Latest News on Dalkon Shields
It is no longer a matter for speculation that the Dalkon shield should be removed from the market. At the Food and Drug Administration's request, the controversial IUD was pulled from the market on June 27.
The A. H. Robins Co. once again denied that the shield was responsible for the six reported deaths, but accepted the FDA's recommendation anyway.
The matter is not yet settled, as a final determination on the Dalkon shield will be made following an open hearing in Washington D.C. before the FDA on August 21st. At that time, a number of doctors will testify before two committees of professionals (including the Committee on Medical Devices) on the problems of the shield.
However, the Family Planning Service, a federal agency which oversees the distribution of money to clinics for birth control had taken strong action about a month earlier. The letter prohibited all clinics which received federal funds from inserting the Dalkon shield.
Although the Dalkon shield is temporarily (and perhaps permanently) off the market, the company has not notified its customers individually of the current status of the shield. As many clinics and hospitals may still have large numbers of the Dalkon shield in stock, they could continue to give them to women until their current stock is used up.
According to Mary Carol Kelley of the FDA, women who are not pregnant should not worry unless they are having trouble with the Dalkon shield.
In Ann Arbor, many women will now have to make a decision about keeping their Dalkon shields, or having them painfully removed and replaced with some other form of birth control.
When the Dalkon shield was first released, it was heavily hyped as the IUD for women who had never been pregnant, as other IUDs had proved to have a high rejection rate in these women.
Because of these claims, both Planned Parenthood and U of M Health Service inserted these devices in most young women who requested IUDs. While no place in town that we checked with is still using the Dalkon shield, those already given out are numerous.
Health Service is now acting only on the minimum recommendations of the FDA. A nurse there said that no one was particularly worried, but women who thought they might be pregnant should have a pregnancy test. If pregnant, they recommend that the Dalkon shield be removed and the pregnancy terminated.
"The doctors here don't think the problem is specific to the Dalkon shield.

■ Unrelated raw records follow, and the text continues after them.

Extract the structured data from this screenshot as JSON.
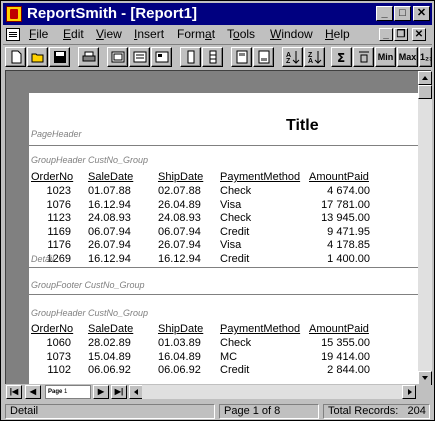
{
  "window": {
    "title": "ReportSmith - [Report1]"
  },
  "title_controls": {
    "minimize": "_",
    "maximize": "□",
    "close": "✕"
  },
  "menu": {
    "items": [
      {
        "label": "File",
        "u": "F",
        "rest": "ile"
      },
      {
        "label": "Edit",
        "u": "E",
        "rest": "dit"
      },
      {
        "label": "View",
        "u": "V",
        "rest": "iew"
      },
      {
        "label": "Insert",
        "u": "I",
        "rest": "nsert"
      },
      {
        "label": "Format",
        "pre": "Form",
        "u": "a",
        "rest": "t"
      },
      {
        "label": "Tools",
        "pre": "T",
        "u": "o",
        "rest": "ols"
      },
      {
        "label": "Window",
        "u": "W",
        "rest": "indow"
      },
      {
        "label": "Help",
        "u": "H",
        "rest": "elp"
      }
    ],
    "mdi_minimize": "_",
    "mdi_restore": "❐",
    "mdi_close": "✕"
  },
  "toolbar": {
    "buttons": [
      {
        "name": "new-icon"
      },
      {
        "name": "open-icon"
      },
      {
        "name": "save-icon"
      },
      {
        "name": "print-icon"
      },
      {
        "name": "preview-icon"
      },
      {
        "name": "page-width-icon"
      },
      {
        "name": "report-icon"
      },
      {
        "name": "columnar-icon"
      },
      {
        "name": "crosstab-icon"
      },
      {
        "name": "form-icon"
      },
      {
        "name": "label-icon"
      },
      {
        "name": "sort-ascending-icon"
      },
      {
        "name": "sort-descending-icon"
      },
      {
        "name": "sum-icon"
      },
      {
        "name": "field-icon"
      }
    ],
    "min_label": "Min",
    "max_label": "Max",
    "extra_label": "1₂₃"
  },
  "report": {
    "page_header_label": "PageHeader",
    "title": "Title",
    "group_header_label": "GroupHeader CustNo_Group",
    "group_footer_label": "GroupFooter CustNo_Group",
    "detail_label": "Detail",
    "columns": [
      "OrderNo",
      "SaleDate",
      "ShipDate",
      "PaymentMethod",
      "AmountPaid"
    ],
    "group1_rows": [
      [
        "1023",
        "01.07.88",
        "02.07.88",
        "Check",
        "4 674.00"
      ],
      [
        "1076",
        "16.12.94",
        "26.04.89",
        "Visa",
        "17 781.00"
      ],
      [
        "1123",
        "24.08.93",
        "24.08.93",
        "Check",
        "13 945.00"
      ],
      [
        "1169",
        "06.07.94",
        "06.07.94",
        "Credit",
        "9 471.95"
      ],
      [
        "1176",
        "26.07.94",
        "26.07.94",
        "Visa",
        "4 178.85"
      ],
      [
        "1269",
        "16.12.94",
        "16.12.94",
        "Credit",
        "1 400.00"
      ]
    ],
    "group2_rows": [
      [
        "1060",
        "28.02.89",
        "01.03.89",
        "Check",
        "15 355.00"
      ],
      [
        "1073",
        "15.04.89",
        "16.04.89",
        "MC",
        "19 414.00"
      ],
      [
        "1102",
        "06.06.92",
        "06.06.92",
        "Credit",
        "2 844.00"
      ]
    ]
  },
  "navigator": {
    "first": "|◀",
    "prev": "◀",
    "page_label": "Page",
    "page_value": "1",
    "next": "▶",
    "last": "▶|"
  },
  "status": {
    "mode": "Detail",
    "page": "Page 1 of 8",
    "total_label": "Total Records:",
    "total_value": "204"
  },
  "colors": {
    "titlebar": "#000080",
    "face": "#c0c0c0",
    "workspace": "#808080"
  }
}
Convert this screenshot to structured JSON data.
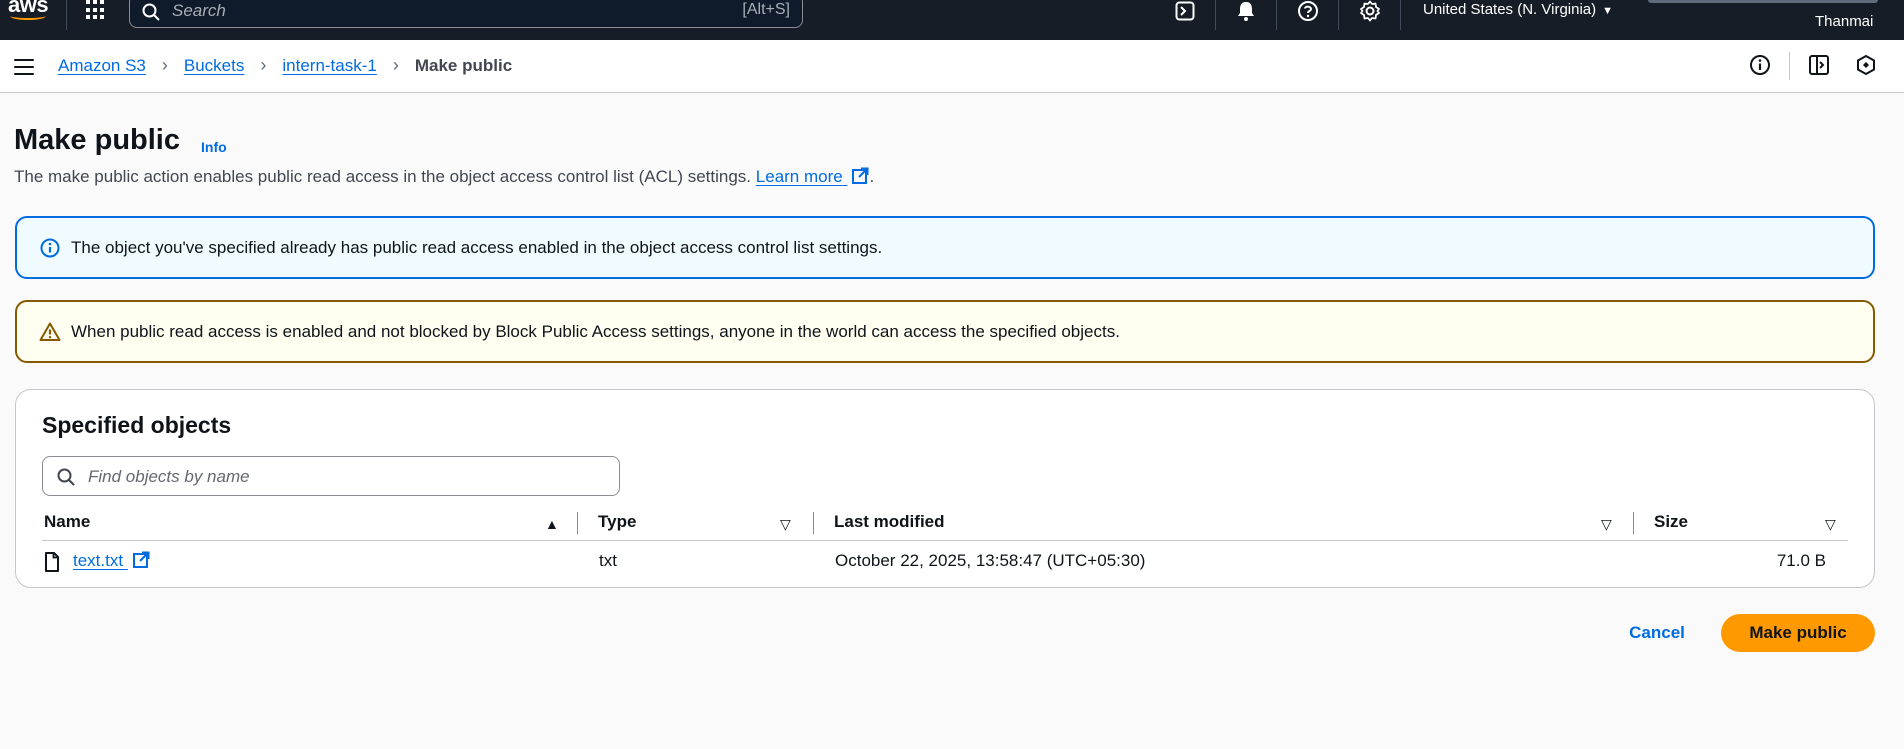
{
  "topnav": {
    "logo_text": "aws",
    "search_placeholder": "Search",
    "search_shortcut": "[Alt+S]",
    "region": "United States (N. Virginia)",
    "username": "Thanmai",
    "icons": [
      "apps-grid-icon",
      "cloudshell-icon",
      "bell-icon",
      "help-icon",
      "gear-icon"
    ]
  },
  "breadcrumb": {
    "items": [
      "Amazon S3",
      "Buckets",
      "intern-task-1"
    ],
    "current": "Make public"
  },
  "header": {
    "title": "Make public",
    "info_label": "Info",
    "description": "The make public action enables public read access in the object access control list (ACL) settings.",
    "learn_more": "Learn more",
    "description_end": "."
  },
  "alerts": {
    "info": "The object you've specified already has public read access enabled in the object access control list settings.",
    "warning": "When public read access is enabled and not blocked by Block Public Access settings, anyone in the world can access the specified objects."
  },
  "objects_panel": {
    "title": "Specified objects",
    "filter_placeholder": "Find objects by name",
    "columns": [
      "Name",
      "Type",
      "Last modified",
      "Size"
    ],
    "rows": [
      {
        "name": "text.txt",
        "type": "txt",
        "last_modified": "October 22, 2025, 13:58:47 (UTC+05:30)",
        "size": "71.0 B"
      }
    ]
  },
  "actions": {
    "cancel": "Cancel",
    "submit": "Make public"
  },
  "colors": {
    "nav_bg": "#161d26",
    "link": "#006ce0",
    "primary_button": "#ff9900",
    "info_border": "#006ce0",
    "warning_border": "#855900"
  }
}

With any IUD, there is a higher risk of infection and the infection can travel faster," she said. "And it's a septic infection picked up during pregnancy which reportedly caused the deaths."
The Free People's Clinic, which only heard of the company removing the Dalkon shield from the market this week, said they had been informed by the earlier letter from Family Planning that the device was not recommended. Although they do not insert IUDs at the clinic, they can remove them in an urgent situation.

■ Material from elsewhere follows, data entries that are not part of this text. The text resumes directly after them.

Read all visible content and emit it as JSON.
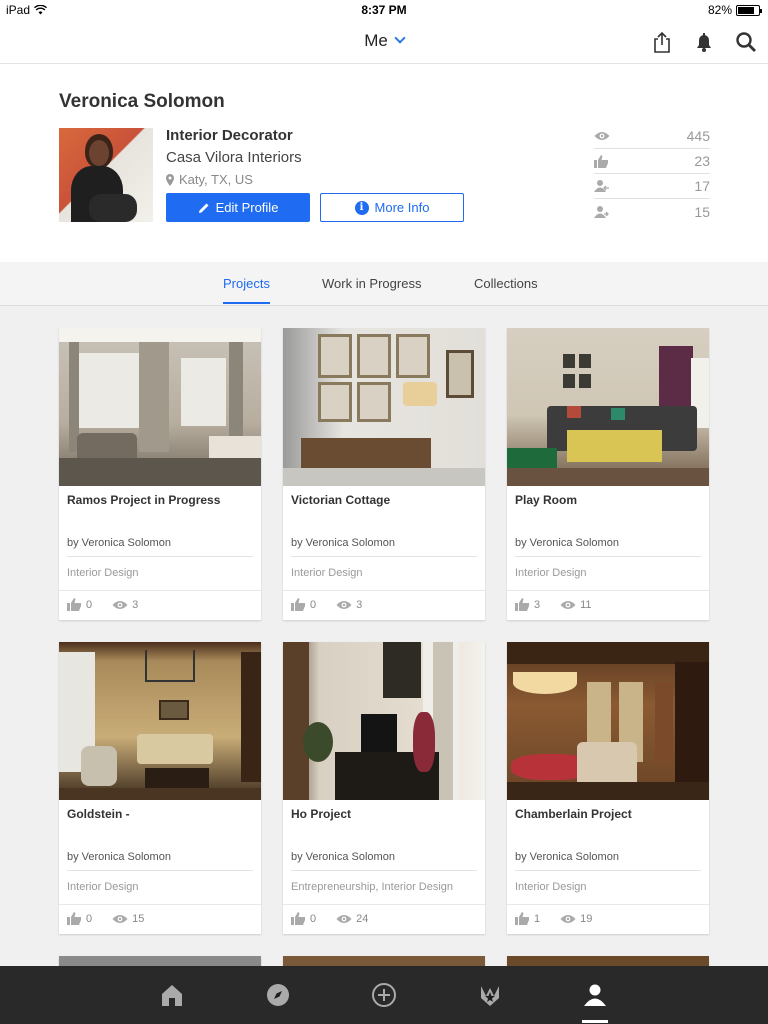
{
  "status": {
    "device": "iPad",
    "time": "8:37 PM",
    "battery": "82%"
  },
  "nav": {
    "title": "Me"
  },
  "profile": {
    "name": "Veronica Solomon",
    "title": "Interior Decorator",
    "company": "Casa Vilora Interiors",
    "location": "Katy, TX, US",
    "edit_label": "Edit Profile",
    "info_label": "More Info",
    "stats": [
      {
        "icon": "eye-icon",
        "value": "445"
      },
      {
        "icon": "thumbs-up-icon",
        "value": "23"
      },
      {
        "icon": "follower-icon",
        "value": "17"
      },
      {
        "icon": "following-icon",
        "value": "15"
      }
    ]
  },
  "tabs": [
    "Projects",
    "Work in Progress",
    "Collections"
  ],
  "cards": [
    {
      "title": "Ramos Project in Progress",
      "by": "by Veronica Solomon",
      "category": "Interior Design",
      "likes": "0",
      "views": "3"
    },
    {
      "title": "Victorian Cottage",
      "by": "by Veronica Solomon",
      "category": "Interior Design",
      "likes": "0",
      "views": "3"
    },
    {
      "title": "Play Room",
      "by": "by Veronica Solomon",
      "category": "Interior Design",
      "likes": "3",
      "views": "11"
    },
    {
      "title": "Goldstein -",
      "by": "by Veronica Solomon",
      "category": "Interior Design",
      "likes": "0",
      "views": "15"
    },
    {
      "title": "Ho Project",
      "by": "by Veronica Solomon",
      "category": "Entrepreneurship, Interior Design",
      "likes": "0",
      "views": "24"
    },
    {
      "title": "Chamberlain Project",
      "by": "by Veronica Solomon",
      "category": "Interior Design",
      "likes": "1",
      "views": "19"
    }
  ],
  "colors": {
    "accent": "#1f6bf2",
    "tabbar": "#1e1e1e"
  }
}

"The Free Clinic has seen more pregnancies from women wearing IUDs than from any other form of birth control." said Michael Castleman.
Planned Parenthood of Ann Arbor is taking the most positive action. According to Connie Stewart, Planned Parenthood will be sending out letters to each individual woman who had a Dalkon shield inserted through the Arm Arbor clinic.

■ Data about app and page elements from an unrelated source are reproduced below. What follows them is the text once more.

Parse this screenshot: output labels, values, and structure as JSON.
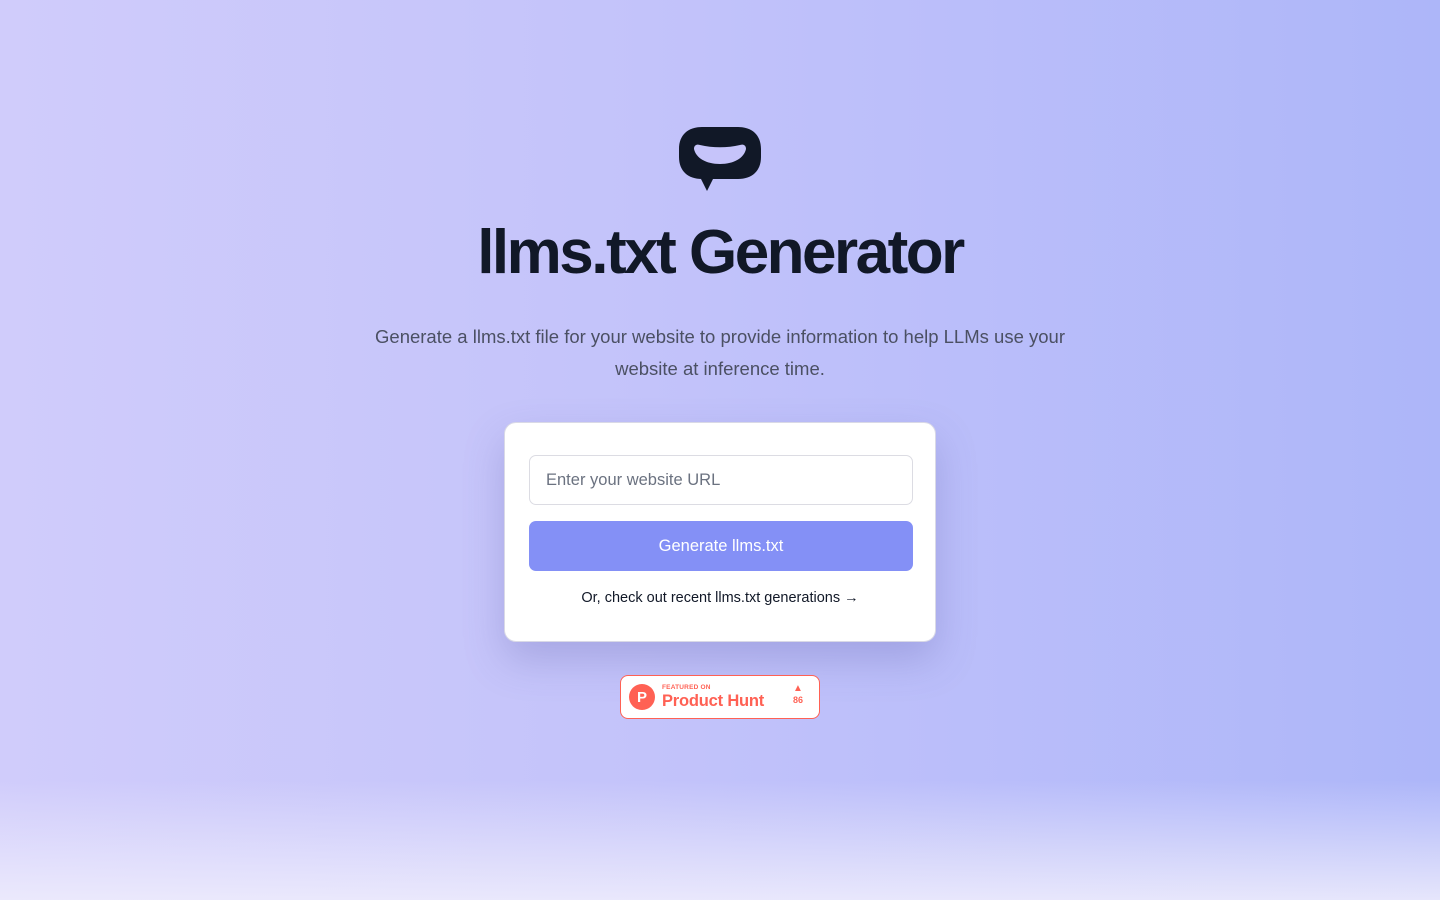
{
  "header": {
    "logo_icon": "speech-bubble-logo-icon",
    "title": "llms.txt Generator",
    "subtitle": "Generate a llms.txt file for your website to provide information to help LLMs use your website at inference time."
  },
  "form": {
    "url_placeholder": "Enter your website URL",
    "url_value": "",
    "generate_label": "Generate llms.txt",
    "recent_link_label": "Or, check out recent llms.txt generations →"
  },
  "product_hunt": {
    "featured_label": "FEATURED ON",
    "name": "Product Hunt",
    "logo_letter": "P",
    "upvote_icon": "triangle-up-icon",
    "upvote_glyph": "▲",
    "votes": "86"
  },
  "colors": {
    "background_left": "#d0ccfb",
    "background_right": "#adb6f9",
    "title": "#111827",
    "subtitle": "#4b5063",
    "button": "#8490f6",
    "product_hunt": "#ff6154"
  }
}
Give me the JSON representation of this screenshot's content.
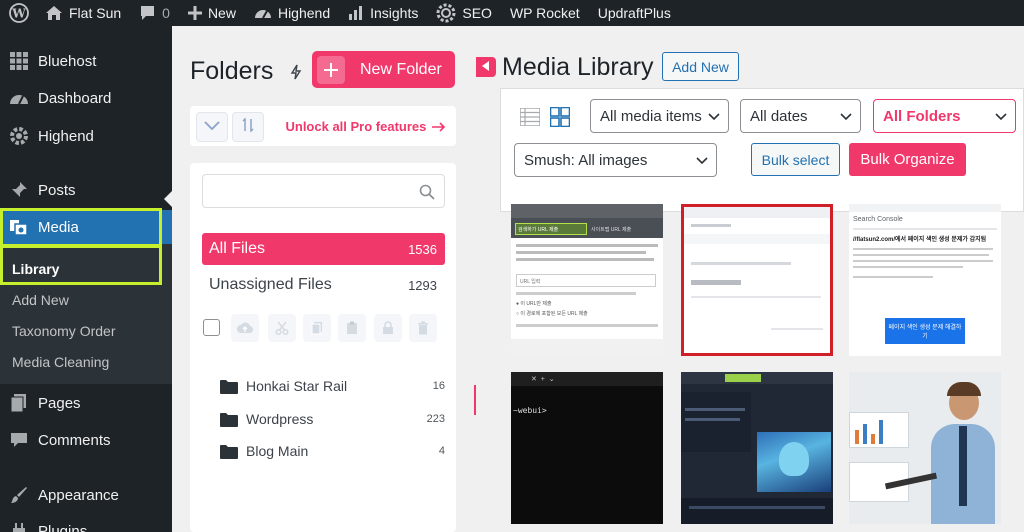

"Although the deaths are a fairly rare occurrence," she said, "we are suggesting that women who have the Dalkon shield contact us for information." Planned Parenthood will be telling women who think they are pregnant to be tested immediately, and if so, have the shield removed.
But even more drastic, they are planning to recommend that women have it removed at their next annual exam, even if they have previously had no problems.
Planned Parenthood had recommended when women got the Dalkon shield, that it be replaced every two years, and that the woman have a check-up each year. Stewart explained that the Planned Parenthood organization had stopped using the shield about six months before the reports, in favor of another type of IUD.
As yet, most women now using the Dalkon shield are unaware of its problems. Even fewer are aware that it has actually been removed from the market. Coverage on the problems, and the report made to the FDA on July 5 about the shield have received only limited coverage in the media. As yet, only Planned Parenthood is taking any action to let women know so they can make up their own minds about whether to keep the device or try something else.
After the hearing August 21, it may be more clear whether women should have the shield removed immediately. In the meantime, each woman must make her own decision. But what kind of decision is it to risk your life with some other birth control method which in the end may prove just as dangerous?
-- Ellen Hoffman